Providing ongoing feedback to employees is an easy and effective way to drive constant improvement in your service. Feedback can happen via the formal performance review process, which offers an opportunity to discuss professional development and career planning, as well as via regular less formal updates.

Constructive feedback is an effective and fast way to boost engagement and productivity levels in staff and is the easiest way to address small issues before they grow into large problems.

Positive feedback includes one-on-one praise for a job well done, comments on a particular action you noticed and appreciated and/or public acknowledgement of an employee who went above and beyond their job description.

Constructive feedback is helpful advice offered to employees to make it easier for them to do their job more successfully. The key with constructive feedback is to ensure you offer your thoughts quickly and in a positive fashion to avoid staff members becoming upset or defensive.

The Balance Careers offers these very helpful tips for managers and directors seeking strategies for providing effective feedback to staff:

1. Make sure your feedback is targeted

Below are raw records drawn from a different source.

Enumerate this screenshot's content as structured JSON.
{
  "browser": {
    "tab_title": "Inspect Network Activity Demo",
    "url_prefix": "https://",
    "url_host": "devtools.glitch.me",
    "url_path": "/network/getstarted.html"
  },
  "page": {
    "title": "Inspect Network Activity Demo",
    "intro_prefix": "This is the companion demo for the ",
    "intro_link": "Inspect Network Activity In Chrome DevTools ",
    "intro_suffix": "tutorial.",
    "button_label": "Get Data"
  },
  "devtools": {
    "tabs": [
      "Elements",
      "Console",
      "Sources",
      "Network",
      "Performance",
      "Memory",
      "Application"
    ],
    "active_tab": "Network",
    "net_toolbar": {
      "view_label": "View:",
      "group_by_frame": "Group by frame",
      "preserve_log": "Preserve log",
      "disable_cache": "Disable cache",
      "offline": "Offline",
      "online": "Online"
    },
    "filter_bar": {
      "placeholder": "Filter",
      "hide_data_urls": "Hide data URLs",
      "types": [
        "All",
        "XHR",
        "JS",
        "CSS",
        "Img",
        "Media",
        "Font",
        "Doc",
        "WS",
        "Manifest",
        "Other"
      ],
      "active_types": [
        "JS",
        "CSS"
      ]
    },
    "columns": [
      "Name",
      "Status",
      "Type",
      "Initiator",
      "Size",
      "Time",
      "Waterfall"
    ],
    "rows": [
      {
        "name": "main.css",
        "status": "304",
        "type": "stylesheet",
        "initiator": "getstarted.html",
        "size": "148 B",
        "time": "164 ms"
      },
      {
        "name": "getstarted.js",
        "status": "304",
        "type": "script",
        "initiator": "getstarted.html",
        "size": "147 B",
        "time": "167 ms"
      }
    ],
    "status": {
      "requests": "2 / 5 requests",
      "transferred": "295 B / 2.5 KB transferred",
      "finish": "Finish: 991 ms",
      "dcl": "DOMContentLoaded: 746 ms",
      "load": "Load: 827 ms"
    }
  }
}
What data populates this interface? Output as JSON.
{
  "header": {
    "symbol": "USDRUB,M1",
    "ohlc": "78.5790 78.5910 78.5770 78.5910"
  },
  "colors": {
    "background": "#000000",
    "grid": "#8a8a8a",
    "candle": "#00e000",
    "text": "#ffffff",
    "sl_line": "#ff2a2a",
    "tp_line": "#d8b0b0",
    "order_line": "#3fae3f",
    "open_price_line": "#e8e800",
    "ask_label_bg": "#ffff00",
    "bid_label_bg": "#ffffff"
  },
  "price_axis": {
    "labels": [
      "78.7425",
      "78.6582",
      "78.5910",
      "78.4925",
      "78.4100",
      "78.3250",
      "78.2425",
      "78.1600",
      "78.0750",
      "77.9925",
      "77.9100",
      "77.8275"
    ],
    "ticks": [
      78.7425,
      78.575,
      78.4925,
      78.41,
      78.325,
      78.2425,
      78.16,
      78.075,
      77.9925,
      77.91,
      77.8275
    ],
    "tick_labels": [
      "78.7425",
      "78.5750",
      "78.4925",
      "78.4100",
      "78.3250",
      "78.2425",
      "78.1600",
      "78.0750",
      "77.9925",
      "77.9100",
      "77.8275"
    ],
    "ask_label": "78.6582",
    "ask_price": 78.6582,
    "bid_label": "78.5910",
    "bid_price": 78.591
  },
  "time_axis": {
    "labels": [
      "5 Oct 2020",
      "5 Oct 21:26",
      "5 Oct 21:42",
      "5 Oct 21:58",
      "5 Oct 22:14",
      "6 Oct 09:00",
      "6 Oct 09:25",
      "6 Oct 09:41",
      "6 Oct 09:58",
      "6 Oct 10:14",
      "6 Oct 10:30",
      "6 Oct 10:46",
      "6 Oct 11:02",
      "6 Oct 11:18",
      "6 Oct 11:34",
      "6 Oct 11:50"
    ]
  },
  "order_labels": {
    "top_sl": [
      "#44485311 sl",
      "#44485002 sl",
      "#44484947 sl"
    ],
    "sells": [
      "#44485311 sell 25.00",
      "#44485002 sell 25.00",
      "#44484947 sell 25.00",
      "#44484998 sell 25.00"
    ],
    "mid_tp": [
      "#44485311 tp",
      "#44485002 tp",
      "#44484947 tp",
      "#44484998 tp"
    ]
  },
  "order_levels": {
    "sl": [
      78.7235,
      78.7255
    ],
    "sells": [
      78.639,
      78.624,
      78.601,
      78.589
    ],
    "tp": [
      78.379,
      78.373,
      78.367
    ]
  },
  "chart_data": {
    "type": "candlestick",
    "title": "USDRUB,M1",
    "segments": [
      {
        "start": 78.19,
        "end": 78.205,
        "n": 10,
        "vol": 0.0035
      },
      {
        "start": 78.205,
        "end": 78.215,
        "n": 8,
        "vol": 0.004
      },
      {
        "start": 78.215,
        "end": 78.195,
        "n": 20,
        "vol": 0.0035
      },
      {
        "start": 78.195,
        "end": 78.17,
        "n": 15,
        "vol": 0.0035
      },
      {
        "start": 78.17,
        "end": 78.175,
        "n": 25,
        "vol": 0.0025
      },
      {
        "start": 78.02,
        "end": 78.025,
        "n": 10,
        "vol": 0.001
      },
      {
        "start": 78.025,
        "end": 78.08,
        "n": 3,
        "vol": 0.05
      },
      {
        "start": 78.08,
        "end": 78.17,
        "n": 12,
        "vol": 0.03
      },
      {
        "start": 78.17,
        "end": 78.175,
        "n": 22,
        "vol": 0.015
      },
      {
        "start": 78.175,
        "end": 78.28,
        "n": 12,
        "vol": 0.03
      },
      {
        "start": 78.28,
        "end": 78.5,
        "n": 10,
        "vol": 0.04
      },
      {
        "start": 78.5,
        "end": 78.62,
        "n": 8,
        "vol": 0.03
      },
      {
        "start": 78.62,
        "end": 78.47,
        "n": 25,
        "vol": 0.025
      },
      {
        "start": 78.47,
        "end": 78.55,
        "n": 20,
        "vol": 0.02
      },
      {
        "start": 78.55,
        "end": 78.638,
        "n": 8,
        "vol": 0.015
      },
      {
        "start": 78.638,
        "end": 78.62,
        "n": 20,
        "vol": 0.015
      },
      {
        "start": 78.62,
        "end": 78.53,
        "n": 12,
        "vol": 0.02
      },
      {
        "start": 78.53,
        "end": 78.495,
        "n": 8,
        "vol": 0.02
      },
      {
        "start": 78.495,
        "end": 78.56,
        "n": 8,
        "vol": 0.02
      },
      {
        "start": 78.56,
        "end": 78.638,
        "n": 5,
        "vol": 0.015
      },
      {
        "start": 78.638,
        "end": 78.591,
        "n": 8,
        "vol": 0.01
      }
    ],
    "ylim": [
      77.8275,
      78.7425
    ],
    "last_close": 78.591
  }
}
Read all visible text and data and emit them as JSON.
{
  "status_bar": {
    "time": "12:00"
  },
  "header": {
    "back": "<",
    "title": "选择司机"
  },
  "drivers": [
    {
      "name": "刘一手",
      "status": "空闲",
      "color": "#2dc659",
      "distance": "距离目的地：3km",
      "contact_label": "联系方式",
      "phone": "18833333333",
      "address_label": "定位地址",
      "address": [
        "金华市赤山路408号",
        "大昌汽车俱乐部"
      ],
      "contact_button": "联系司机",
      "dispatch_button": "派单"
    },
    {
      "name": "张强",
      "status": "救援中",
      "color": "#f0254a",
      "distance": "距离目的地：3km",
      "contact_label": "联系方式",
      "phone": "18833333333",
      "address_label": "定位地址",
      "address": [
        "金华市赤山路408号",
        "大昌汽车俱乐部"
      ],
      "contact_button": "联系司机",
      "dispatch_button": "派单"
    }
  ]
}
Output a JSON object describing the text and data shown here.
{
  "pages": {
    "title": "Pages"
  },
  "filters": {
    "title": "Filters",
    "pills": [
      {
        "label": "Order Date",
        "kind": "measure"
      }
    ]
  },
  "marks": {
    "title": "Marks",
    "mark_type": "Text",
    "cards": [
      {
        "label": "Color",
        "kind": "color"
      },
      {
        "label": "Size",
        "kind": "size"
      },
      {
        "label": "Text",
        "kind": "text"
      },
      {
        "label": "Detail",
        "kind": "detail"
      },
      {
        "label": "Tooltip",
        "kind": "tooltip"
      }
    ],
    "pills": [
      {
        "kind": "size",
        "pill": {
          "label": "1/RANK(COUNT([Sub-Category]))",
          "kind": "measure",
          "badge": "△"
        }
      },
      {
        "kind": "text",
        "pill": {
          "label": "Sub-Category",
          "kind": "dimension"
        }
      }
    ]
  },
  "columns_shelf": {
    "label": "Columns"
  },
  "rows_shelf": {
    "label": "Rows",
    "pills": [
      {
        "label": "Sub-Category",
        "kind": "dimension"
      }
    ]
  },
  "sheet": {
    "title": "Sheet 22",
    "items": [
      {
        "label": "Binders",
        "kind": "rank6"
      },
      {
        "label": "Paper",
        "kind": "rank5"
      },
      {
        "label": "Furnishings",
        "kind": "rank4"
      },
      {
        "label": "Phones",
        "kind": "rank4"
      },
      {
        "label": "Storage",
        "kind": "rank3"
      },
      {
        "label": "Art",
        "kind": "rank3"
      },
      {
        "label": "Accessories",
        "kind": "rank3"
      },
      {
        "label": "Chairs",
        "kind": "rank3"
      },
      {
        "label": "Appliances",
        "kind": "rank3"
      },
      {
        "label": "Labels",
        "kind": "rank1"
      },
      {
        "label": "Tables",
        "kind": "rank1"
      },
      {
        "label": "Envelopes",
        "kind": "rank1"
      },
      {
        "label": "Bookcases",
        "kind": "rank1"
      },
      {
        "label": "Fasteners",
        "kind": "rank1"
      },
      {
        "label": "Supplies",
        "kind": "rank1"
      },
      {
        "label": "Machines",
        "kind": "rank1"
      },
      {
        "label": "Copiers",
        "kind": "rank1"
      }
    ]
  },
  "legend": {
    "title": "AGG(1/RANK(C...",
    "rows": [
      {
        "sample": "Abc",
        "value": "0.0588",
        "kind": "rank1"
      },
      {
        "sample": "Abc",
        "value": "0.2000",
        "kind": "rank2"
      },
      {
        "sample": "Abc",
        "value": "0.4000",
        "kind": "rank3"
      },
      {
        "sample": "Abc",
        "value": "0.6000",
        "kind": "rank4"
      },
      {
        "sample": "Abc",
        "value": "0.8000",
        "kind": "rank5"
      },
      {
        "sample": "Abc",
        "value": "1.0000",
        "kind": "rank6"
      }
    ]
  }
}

Effective employee feedback must be specific, not general. One purpose of effective, constructive feedback is to let the individual know the specific behaviour you'd like to see more of from them. Focusing on the details gives them an easy course of action to follow and is more likely to result in productive and effective behaviour in the longer term. General feedback, like a pat on the back, makes the employee feel good momentarily but doesn't do a good job of reinforcing the behaviour.

2. Focus on a specific behaviour

Useful feedback always focuses on a specific behaviour, not on a person or their intentions. Focus on describing how their actions caused a certain outcome and how that outcome was positive or negative depending on the circumstances.

3. Be honest

The best feedback is sincerely and honestly provided to help. Most people have internal radar that can easily detect insincerity. Keep this in mind when you offer feedback.

4. Offer an improvement plan

Successful feedback describes actions or behaviour that the individual can do something about. If you can, provide any tools, training, time, or support that the person needs to successfully perform as you need her to perform.

5. Ask before you offer

Whenever possible, feedback that is requested is more powerful. Ask permission to provide feedback. Say, "I'd like to give you some feedback, is that okay with you?" This gives the recipient some control over the situation, which is preferable to launching straight in.

6. Ask for feedback

When you share information and specific observations, you are providing feedback that an employee might use. It does not include advice unless you have permission or advice was requested. Ask the employee what they might do differently as a result of hearing the feedback. You are more likely to help the employee change their approach, than if you tell the employee what to do or how to change.

7. Make it timely

Whether the feedback is positive or constructive, provide the information as closely tied to the event as possible. Effective feedback is well timed so that the employee can easily connect the feedback with his actions.

8. Focus on what can be done not why something was done

Effective feedback involves what or how something was done, not why. Asking why is asking people about their motivation and that provokes defensiveness. Ask, "What happened?", "How did that happen?", “How can you prevent that outcome in the future?", "How can I have done a better job of helping you?" or "What do you need from me in the future?"

9. Check in

Check to make sure the other person understood what you communicated by using a feedback loop, such as asking a question or observing changed behaviour. Set a time to get back together to discuss whether the feedback changed performance and whether any additional actions are needed.

10. Be as consistent as possible

Successful feedback is as consistent as possible. If the actions are great today, they're great tomorrow and conversely if the action is poor it is always poor, no matter what the circumstances.

This child care article was last reviewed or updated on Tuesday, 28 January 2020